Crossbreeding an Irwin Allen disaster movie with a grimy exploitation horror? Leave it to Eli Roth to attempt that weirdly compelling genetic experiment. The Hostel man has produced, co-written (with director Nicolás López) and stars in Aftershock as a horny traveller nightclubbing in Chile when a massive earthquake strikes. Falling buildings, gangs of looters, escaped convicts and deadly aftershocks – it’s a slasher movie without an actual psychopath, but no less lethal for it.
“It’s based on stuff that really happened,” says Roth, “but we’ve put it together in a survival-horror kind of way.” Indeed, Aftershock was spawned by a monster quake that struck Chile in February 2010 – and that Lopez lived through. Having met on the festival circuit (where they “discovered we both speak fluent geek,” says Lopez), the duo were mulling a horror collaboration when real life dished out their plot. Aftershock is littered with actualities that happened to Lopez’s social circle on that horrific Saturday night, as Chile’s youth were out partying and clubbing. One acquaintance lost both hands in the nightclub where
Aftershock kicks off, with his friends desperately searching for them in the rubble as techno music pounded.
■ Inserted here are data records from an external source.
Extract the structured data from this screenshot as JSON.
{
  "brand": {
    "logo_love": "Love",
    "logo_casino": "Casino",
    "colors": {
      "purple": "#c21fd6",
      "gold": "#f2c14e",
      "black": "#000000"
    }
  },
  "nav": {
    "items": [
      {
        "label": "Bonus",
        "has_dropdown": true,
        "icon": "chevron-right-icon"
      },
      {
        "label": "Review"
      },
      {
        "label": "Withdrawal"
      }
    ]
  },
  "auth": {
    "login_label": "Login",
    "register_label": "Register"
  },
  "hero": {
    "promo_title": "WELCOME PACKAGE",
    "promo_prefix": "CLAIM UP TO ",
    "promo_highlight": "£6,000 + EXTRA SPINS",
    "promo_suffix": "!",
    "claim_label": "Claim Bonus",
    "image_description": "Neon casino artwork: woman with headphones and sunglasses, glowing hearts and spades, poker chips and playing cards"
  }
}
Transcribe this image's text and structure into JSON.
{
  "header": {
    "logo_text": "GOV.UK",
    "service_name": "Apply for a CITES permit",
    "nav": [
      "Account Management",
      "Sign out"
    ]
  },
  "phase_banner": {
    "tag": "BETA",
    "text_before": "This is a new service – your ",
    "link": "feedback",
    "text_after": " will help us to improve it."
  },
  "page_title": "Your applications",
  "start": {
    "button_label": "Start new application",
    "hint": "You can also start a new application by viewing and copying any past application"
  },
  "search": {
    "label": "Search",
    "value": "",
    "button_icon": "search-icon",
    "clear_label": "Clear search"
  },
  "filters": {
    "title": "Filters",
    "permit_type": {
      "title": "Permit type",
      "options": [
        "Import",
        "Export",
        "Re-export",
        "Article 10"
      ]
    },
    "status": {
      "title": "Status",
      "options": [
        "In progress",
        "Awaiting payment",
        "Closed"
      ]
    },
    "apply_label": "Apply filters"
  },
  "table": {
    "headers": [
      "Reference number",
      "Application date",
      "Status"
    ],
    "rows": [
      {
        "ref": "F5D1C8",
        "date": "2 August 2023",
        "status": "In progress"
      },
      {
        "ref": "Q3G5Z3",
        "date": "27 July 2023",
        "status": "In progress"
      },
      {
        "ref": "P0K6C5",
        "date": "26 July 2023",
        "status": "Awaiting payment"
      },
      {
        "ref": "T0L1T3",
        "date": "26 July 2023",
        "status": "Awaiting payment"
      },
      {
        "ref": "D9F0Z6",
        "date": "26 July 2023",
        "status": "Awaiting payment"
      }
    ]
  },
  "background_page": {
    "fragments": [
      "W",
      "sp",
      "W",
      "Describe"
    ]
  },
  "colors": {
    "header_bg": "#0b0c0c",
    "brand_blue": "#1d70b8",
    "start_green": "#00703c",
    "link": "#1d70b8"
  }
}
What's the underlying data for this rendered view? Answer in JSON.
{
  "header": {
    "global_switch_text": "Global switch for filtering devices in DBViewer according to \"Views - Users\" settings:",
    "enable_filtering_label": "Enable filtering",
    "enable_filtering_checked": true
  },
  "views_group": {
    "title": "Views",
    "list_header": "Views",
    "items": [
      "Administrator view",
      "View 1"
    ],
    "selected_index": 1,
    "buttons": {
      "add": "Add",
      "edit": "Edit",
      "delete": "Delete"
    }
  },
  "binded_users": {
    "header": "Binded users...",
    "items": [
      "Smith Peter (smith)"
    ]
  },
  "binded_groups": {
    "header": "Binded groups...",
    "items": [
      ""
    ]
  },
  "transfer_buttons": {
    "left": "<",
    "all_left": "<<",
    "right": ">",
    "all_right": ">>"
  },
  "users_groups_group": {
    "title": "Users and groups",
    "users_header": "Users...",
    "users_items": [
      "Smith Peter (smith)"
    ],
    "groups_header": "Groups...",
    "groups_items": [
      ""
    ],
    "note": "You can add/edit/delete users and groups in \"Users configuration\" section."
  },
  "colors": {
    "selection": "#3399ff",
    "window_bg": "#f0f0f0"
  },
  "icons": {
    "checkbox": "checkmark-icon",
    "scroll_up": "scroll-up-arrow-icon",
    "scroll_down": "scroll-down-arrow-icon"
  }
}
And a prison really did burst open, setting murderers and rapists loose...
It’s all been conjoined into a narrative that mixes a ’70s disaster-movie vibe with Roth-style lashings of gore as Aftershock’s imperilled survivors fight to escape Mother Nature’s wrath and human barbarity. “We didn’t want to make the Oscar version of what really happened,” notes Roth drily. “We just wanted to make a fun scary movie.”